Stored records
——————

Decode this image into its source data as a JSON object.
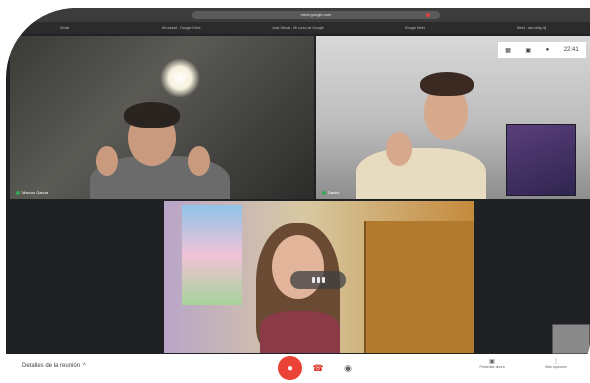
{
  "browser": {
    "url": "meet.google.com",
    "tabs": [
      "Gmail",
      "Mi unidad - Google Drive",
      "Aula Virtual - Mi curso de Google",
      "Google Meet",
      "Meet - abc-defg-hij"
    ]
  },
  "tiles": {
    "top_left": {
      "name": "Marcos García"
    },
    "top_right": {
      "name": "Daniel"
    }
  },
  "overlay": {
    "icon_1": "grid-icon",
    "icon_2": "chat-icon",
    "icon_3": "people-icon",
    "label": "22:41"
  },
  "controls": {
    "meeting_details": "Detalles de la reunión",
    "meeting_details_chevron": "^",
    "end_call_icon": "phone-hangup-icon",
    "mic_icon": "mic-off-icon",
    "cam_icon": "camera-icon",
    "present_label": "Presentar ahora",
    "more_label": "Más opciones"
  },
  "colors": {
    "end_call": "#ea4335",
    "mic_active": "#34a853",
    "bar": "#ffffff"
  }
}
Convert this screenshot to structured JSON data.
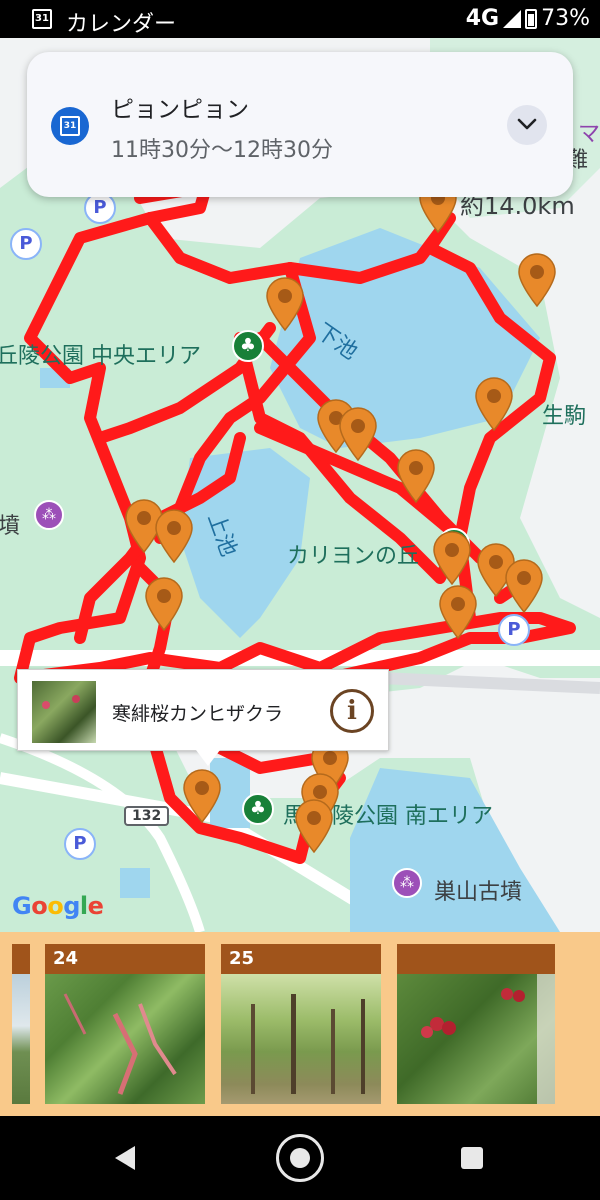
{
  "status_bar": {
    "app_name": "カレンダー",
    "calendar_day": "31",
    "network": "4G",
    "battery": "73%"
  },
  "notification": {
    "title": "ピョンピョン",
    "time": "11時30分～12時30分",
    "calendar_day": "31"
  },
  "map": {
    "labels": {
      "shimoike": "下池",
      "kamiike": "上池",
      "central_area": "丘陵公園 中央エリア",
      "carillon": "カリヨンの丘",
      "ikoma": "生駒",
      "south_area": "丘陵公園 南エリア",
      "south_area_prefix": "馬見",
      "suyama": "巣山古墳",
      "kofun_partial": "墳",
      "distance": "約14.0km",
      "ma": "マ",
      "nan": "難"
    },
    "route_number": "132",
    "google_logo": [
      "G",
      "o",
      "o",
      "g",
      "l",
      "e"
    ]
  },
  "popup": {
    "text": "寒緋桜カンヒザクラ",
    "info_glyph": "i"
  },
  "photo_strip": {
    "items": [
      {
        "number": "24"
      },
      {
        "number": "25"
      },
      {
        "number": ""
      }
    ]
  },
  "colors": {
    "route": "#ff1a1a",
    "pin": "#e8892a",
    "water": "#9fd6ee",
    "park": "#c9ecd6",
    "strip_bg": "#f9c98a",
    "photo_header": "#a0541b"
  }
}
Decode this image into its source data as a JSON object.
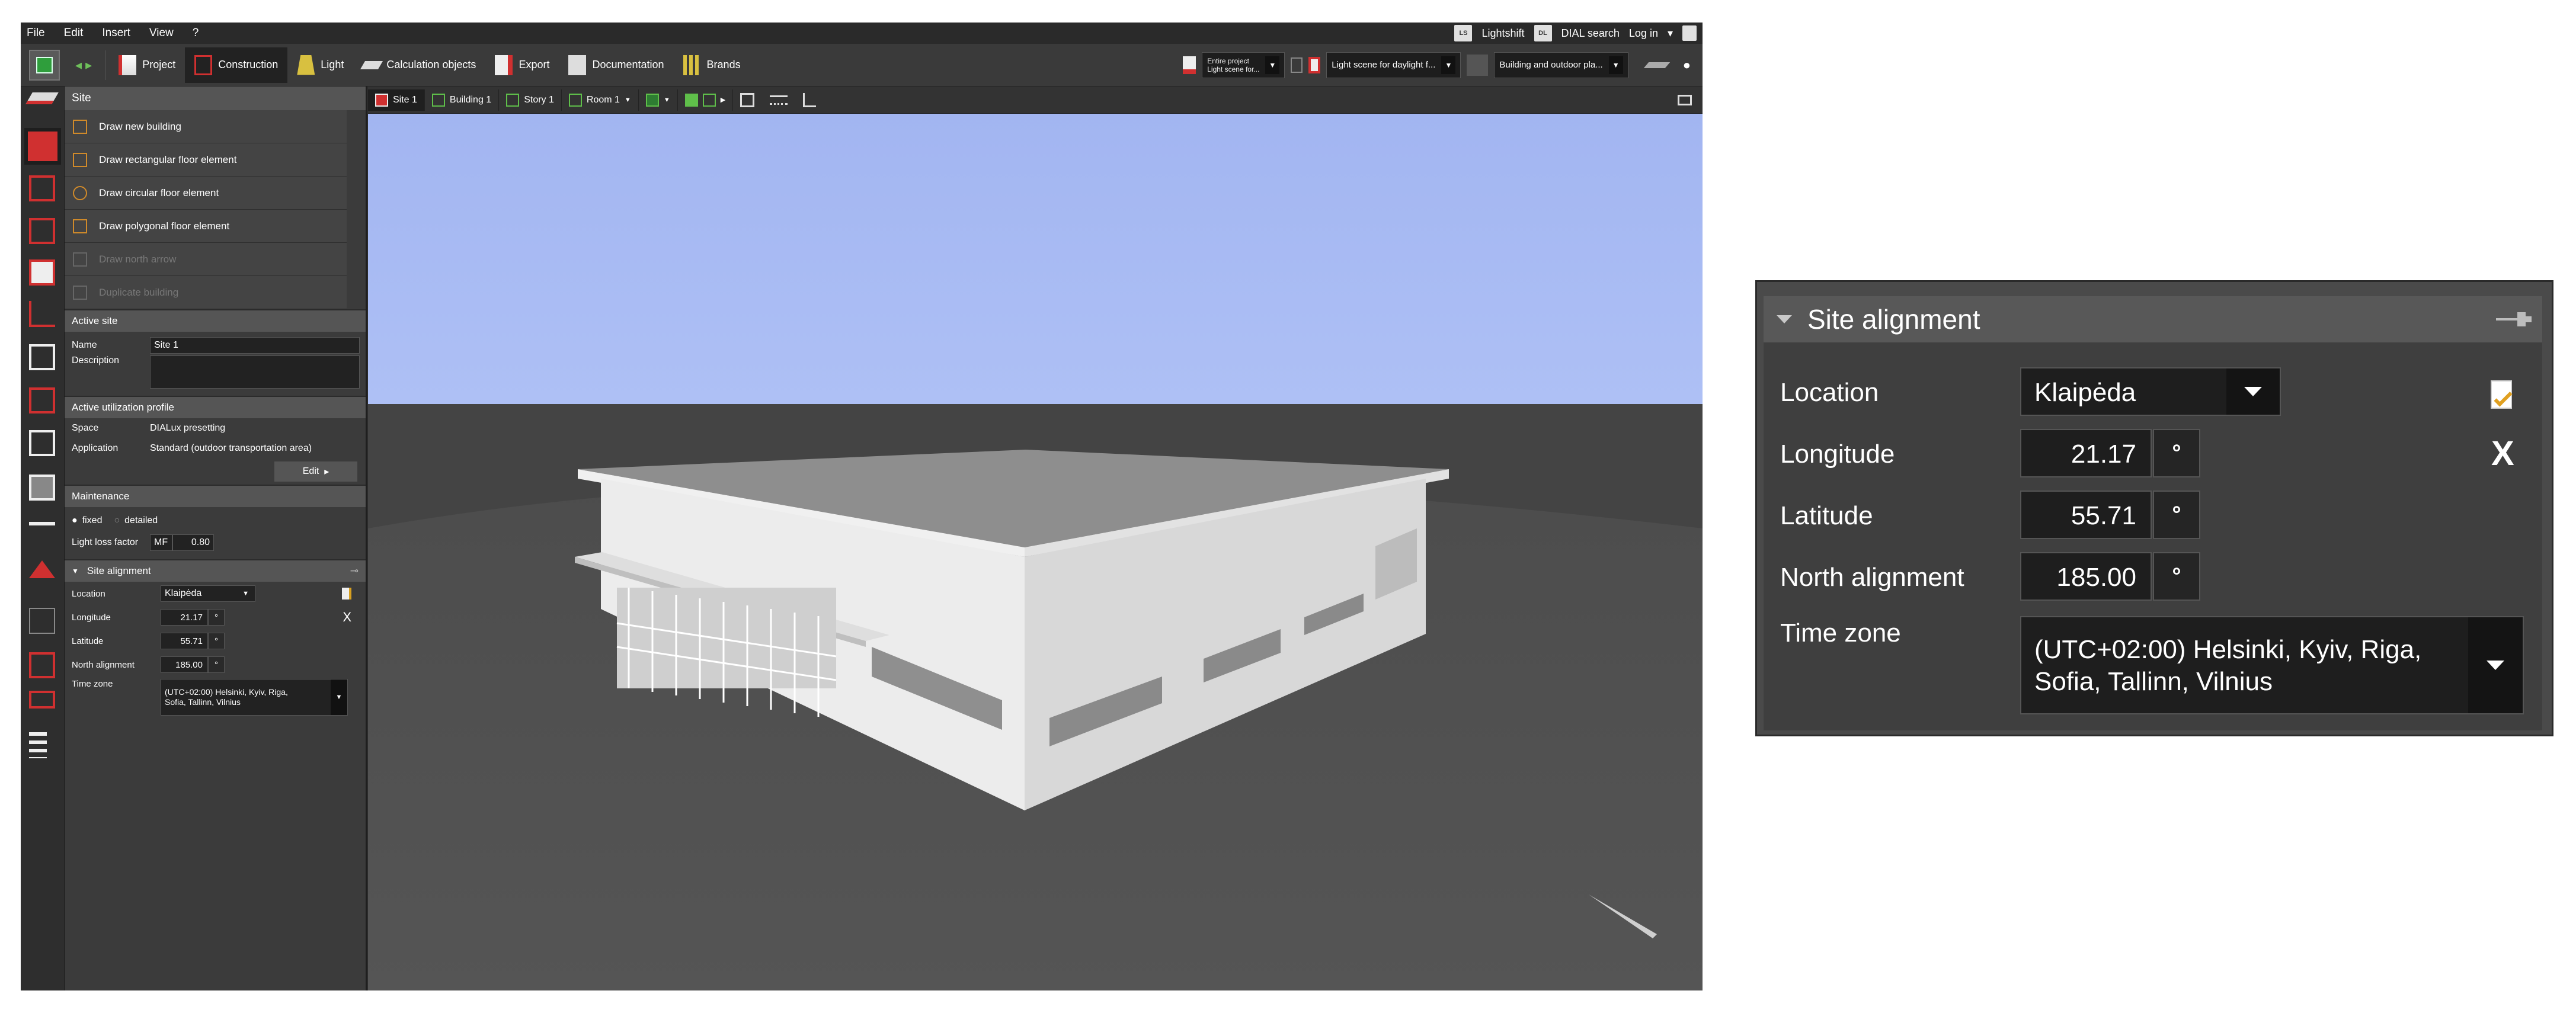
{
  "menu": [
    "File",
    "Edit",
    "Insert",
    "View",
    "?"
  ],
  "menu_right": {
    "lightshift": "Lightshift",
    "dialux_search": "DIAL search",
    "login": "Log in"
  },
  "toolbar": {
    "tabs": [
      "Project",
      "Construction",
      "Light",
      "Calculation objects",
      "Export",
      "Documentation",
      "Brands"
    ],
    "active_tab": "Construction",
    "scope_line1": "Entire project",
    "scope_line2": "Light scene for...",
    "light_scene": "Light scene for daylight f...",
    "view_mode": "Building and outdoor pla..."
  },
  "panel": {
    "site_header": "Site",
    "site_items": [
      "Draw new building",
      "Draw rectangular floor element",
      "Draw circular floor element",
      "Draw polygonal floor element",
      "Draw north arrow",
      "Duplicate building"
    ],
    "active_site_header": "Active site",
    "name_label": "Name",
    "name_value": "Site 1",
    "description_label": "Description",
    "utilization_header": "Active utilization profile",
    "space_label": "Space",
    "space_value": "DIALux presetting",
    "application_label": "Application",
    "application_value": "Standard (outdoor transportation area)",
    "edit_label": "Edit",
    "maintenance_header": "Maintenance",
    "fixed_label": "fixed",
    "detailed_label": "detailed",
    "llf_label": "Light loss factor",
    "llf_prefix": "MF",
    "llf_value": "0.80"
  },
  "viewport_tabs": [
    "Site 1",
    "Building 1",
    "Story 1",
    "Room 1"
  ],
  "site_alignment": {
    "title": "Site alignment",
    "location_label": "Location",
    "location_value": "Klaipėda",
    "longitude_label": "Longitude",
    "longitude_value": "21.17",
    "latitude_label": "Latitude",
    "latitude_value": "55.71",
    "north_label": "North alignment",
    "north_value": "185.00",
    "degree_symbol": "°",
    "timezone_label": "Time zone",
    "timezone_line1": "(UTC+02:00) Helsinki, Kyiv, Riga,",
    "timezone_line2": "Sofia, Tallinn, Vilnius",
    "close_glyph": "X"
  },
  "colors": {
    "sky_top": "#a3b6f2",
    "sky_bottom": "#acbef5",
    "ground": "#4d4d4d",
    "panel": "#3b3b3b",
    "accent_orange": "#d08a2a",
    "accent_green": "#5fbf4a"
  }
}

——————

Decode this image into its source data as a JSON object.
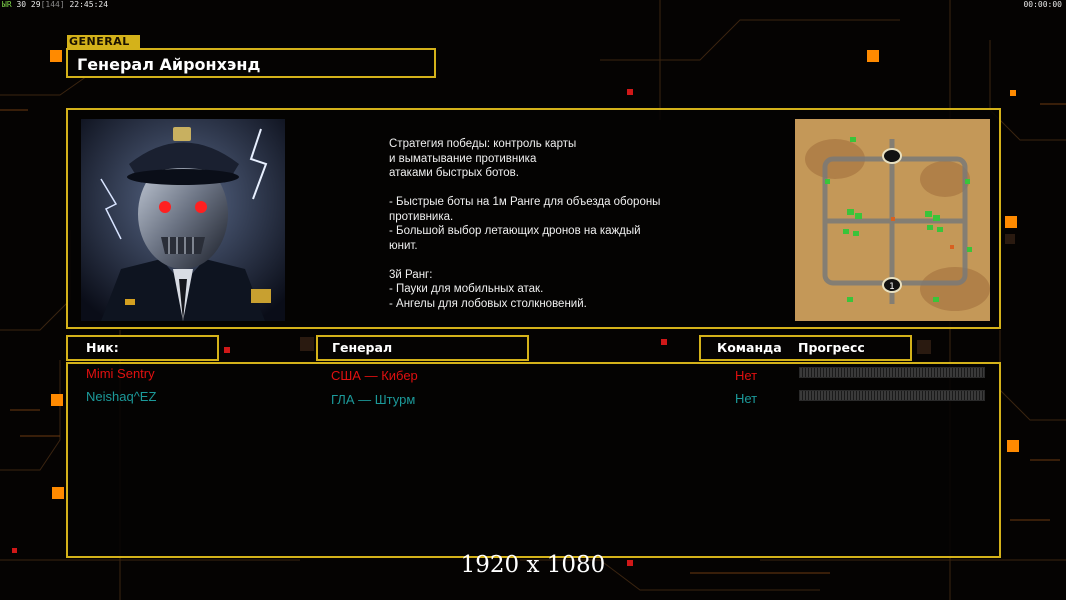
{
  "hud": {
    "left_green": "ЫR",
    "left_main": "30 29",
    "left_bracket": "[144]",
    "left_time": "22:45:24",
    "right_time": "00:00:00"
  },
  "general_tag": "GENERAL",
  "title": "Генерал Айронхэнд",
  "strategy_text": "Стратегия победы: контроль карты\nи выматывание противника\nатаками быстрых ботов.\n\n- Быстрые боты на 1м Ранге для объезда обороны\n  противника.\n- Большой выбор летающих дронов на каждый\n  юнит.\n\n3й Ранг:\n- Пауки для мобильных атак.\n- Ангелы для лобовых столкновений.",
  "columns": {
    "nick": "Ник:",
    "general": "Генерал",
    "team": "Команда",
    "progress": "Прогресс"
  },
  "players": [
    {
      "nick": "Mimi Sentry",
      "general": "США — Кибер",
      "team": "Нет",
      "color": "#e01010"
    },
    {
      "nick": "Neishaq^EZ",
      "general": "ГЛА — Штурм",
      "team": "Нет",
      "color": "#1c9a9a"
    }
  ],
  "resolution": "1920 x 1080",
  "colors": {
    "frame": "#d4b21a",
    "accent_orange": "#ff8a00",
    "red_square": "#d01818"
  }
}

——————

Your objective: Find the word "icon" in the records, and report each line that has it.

Answer to this task:
    "icon_1": "grid-icon",
    "icon_2": "chat-icon",
    "icon_3": "people-icon",
    "end_call_icon": "phone-hangup-icon",
    "mic_icon": "mic-off-icon",
    "cam_icon": "camera-icon",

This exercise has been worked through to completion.